A review of Irreconcilable Founders: Spencer Roane, John Marshall, and the Nature of America’s Constitutional Republic (LSU Press, 2021) by David Johnson
Of all the leading Jeffersonians of the early Republic—Jefferson, Madison, John Randolph of Roanoke, and John Taylor of Caroline—Spencer Roane is arguably the most obscure. This obscurity is lamentable because while Jefferson and Madison built and led their party, and Randolph defended it with colorful and memorable bromides on the floors of Congress, and Taylor preached it to the masses by publishing treatises, Roane served as the Jeffersonian’s judge. A member of the Virginia Court of Appeals from 1795 to his death in 1822, Roane’s ardent defense of state sovereignty and Jeffersonian republicanism rub against the traditional story of early nineteenth-century American constitutional and jurisprudential history. That story fêtes the “Great” and “Heroic” Chief Justice John Marshall as the progenitor of modern American constitutionalism, riding his quadriga of constitutional nationalism in triumph while vanquishing his foes into “a deep and dark historical twilight.” Roane’s defense of Jeffersonian principles, so the story continues, represented one of the last significant gasps of strict construction and state sovereignty before becoming the crude and moldy relic of Southern opposition.
David Johnson’s excellent Irreconcilable Founders: Spencer Roane, John Marshall, and the Nature of America’s Constitutional Republic, offers a corrective to that account. In the first book-length treatment of Roane ever published, Johnson, a judge of the circuit court of Chesterfield County, Virginia, recovers a deeply learned but temperamentally thinned-skinned jurist who shared the Jeffersonian belief in “swearing eternal hostility to all forms of tyranny and acted accordingly.” Johnson’s detailed account of Roane’s constitutional thought and political and judicial career offers a compelling case that the Virginia judge deserves to be placed at the center of Jeffersonian republicanism. In defending Jeffersonianism, Roane lacked the idiosyncrasies of Randolph, proved more politically able than Taylor, and was every bit the intellectual equal of Jefferson and Madison.

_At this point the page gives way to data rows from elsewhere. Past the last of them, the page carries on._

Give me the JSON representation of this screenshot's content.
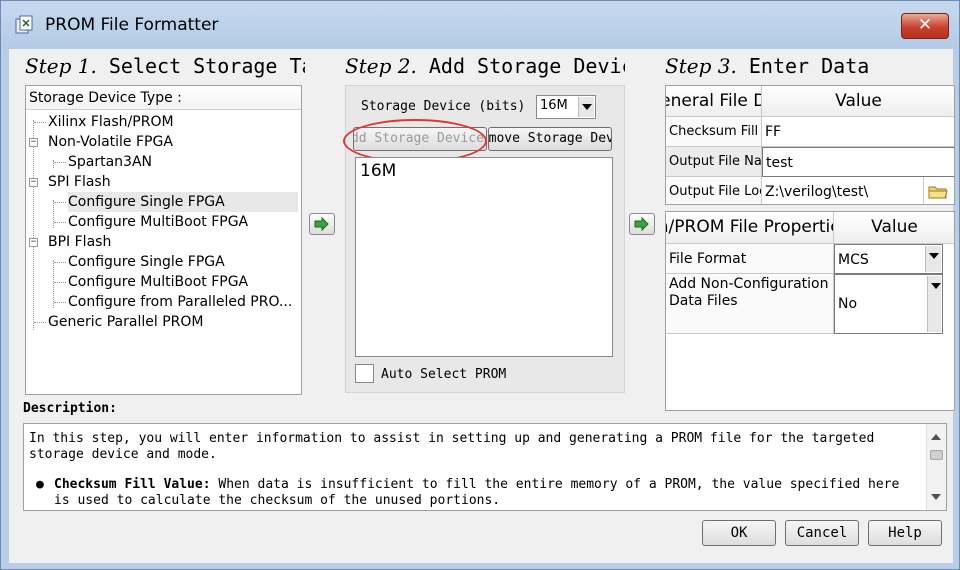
{
  "window": {
    "title": "PROM File Formatter",
    "close_label": "✕"
  },
  "step1": {
    "title_em": "Step 1.",
    "title_rest": " Select Storage Target",
    "tree_header": "Storage Device Type :",
    "items": [
      {
        "label": "Xilinx Flash/PROM",
        "level": 0,
        "expander": ""
      },
      {
        "label": "Non-Volatile FPGA",
        "level": 0,
        "expander": "−"
      },
      {
        "label": "Spartan3AN",
        "level": 1,
        "expander": ""
      },
      {
        "label": "SPI Flash",
        "level": 0,
        "expander": "−"
      },
      {
        "label": "Configure Single FPGA",
        "level": 1,
        "expander": "",
        "selected": true
      },
      {
        "label": "Configure MultiBoot FPGA",
        "level": 1,
        "expander": ""
      },
      {
        "label": "BPI Flash",
        "level": 0,
        "expander": "−"
      },
      {
        "label": "Configure Single FPGA",
        "level": 1,
        "expander": ""
      },
      {
        "label": "Configure MultiBoot FPGA",
        "level": 1,
        "expander": ""
      },
      {
        "label": "Configure from Paralleled PRO...",
        "level": 1,
        "expander": ""
      },
      {
        "label": "Generic Parallel PROM",
        "level": 0,
        "expander": ""
      }
    ]
  },
  "step2": {
    "title_em": "Step 2.",
    "title_rest": " Add Storage Device(s)",
    "storage_label": "Storage Device (bits)",
    "storage_value": "16M",
    "add_button": "Add Storage Device",
    "remove_button": "Remove Storage Device",
    "list_items": [
      "16M"
    ],
    "auto_select_label": "Auto Select PROM"
  },
  "step3": {
    "title_em": "Step 3.",
    "title_rest": "     Enter Data",
    "general_header": "General File Detail",
    "value_header": "Value",
    "general_rows": [
      {
        "label": "Checksum Fill Value",
        "value": "FF"
      },
      {
        "label": "Output File Name",
        "value": "test"
      },
      {
        "label": "Output File Location",
        "value": "Z:\\verilog\\test\\"
      }
    ],
    "prom_header": "Flash/PROM File Properties",
    "prom_value_header": "Value",
    "prom_rows": [
      {
        "label": "File Format",
        "value": "MCS"
      },
      {
        "label": "Add Non-Configuration Data Files",
        "value": "No"
      }
    ]
  },
  "description": {
    "label": "Description:",
    "text": "In this step, you will enter information to assist in setting up and generating a PROM file for the targeted storage device and mode.",
    "bullet_bold": "Checksum Fill Value:",
    "bullet_text": " When data is insufficient to fill the entire memory of a PROM, the value specified here is used to calculate the checksum of the unused portions."
  },
  "footer": {
    "ok": "OK",
    "cancel": "Cancel",
    "help": "Help"
  }
}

The Jeffersonian Jurist
The Roane that leaps from the pages of Johnson’s book was a devout Virginian republican who dedicated his political and judicial career to preserving the birthright of the Revolution: the sovereignty of the people of the several states and the republican liberty that came with self-government. Roane exhibited an acute sensitivity, even quick-temperedness, to potential threats to those principles and defended them from all challengers, whether friend or foe. As early as 1783, as a recently elected member of the Virginian House of Delegates, Roane vigorously supported disestablishment and the right of Virginians to religious conscience, directly challenging his future father-in-law (and hero), Patrick Henry. In 1788, Roane joined Henry in opposition to the Constitution, believing the document was insufficiently protected state sovereignty. Roane’s primary contribution to the ratification struggle came with his “Plain Dealer” essay, a scathing attack on Edmund Randolph’s switch from being a non-signer of the Constitution to an open advocate of ratification.
Starting in 1789, Roane spent the rest of his career as a judge on various Virginian courts. In 1795, he joined the Virginia Court of Appeals, the highest court in the Commonwealth. Trained in the law by the famous lawyer and legal educator George Wythe, Roane never considered the judiciary a quasi-legislature or an instrument for social change. For Roane, the letter of the law “always tempered” the spirit of the law. At the same time, Roane emerged as an ardent advocate of judicial independence. In the 1793 case of Kemper v. Hawkins, in which the Virginia legislature combined several of the Commonwealth’s courts into one, Judge Roane invoked judicial review to declare the act a violation of the Commonwealth’s constitutional protection of the separation of powers.